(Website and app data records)
**********

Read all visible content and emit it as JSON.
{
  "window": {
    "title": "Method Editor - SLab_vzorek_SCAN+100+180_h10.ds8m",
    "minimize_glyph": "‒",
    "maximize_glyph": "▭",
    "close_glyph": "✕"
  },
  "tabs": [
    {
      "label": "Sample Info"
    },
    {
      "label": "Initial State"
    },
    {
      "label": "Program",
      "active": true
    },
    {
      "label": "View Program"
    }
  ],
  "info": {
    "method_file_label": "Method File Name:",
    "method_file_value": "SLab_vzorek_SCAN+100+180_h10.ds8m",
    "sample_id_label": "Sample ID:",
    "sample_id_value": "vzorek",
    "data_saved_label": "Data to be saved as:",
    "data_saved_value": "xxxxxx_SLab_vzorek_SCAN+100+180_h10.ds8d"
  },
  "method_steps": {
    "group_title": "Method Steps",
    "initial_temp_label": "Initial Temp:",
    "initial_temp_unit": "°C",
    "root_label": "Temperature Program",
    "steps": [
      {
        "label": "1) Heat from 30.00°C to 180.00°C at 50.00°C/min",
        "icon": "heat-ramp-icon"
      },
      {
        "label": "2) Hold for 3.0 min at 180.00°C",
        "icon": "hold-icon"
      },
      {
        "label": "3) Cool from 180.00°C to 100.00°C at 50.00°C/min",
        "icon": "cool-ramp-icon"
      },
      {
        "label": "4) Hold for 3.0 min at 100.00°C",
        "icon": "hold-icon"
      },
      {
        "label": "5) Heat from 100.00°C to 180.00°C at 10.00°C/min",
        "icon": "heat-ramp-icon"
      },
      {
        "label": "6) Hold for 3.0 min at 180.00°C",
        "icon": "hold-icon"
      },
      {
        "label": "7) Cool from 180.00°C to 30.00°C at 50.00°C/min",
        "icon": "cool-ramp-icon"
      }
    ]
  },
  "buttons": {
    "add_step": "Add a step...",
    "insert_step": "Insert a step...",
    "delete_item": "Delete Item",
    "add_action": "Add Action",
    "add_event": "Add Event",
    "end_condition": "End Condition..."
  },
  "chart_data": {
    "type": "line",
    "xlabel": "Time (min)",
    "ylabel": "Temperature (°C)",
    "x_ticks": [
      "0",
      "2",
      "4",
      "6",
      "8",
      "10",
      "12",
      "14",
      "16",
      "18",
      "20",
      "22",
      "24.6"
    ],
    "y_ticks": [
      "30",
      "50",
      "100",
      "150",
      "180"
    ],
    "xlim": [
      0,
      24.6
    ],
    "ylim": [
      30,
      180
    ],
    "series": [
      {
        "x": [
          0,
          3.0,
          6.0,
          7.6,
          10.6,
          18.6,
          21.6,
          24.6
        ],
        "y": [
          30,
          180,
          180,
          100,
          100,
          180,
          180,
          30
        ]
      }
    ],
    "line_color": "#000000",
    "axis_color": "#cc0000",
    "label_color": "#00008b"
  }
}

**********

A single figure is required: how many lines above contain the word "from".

**Result of this exercise**
4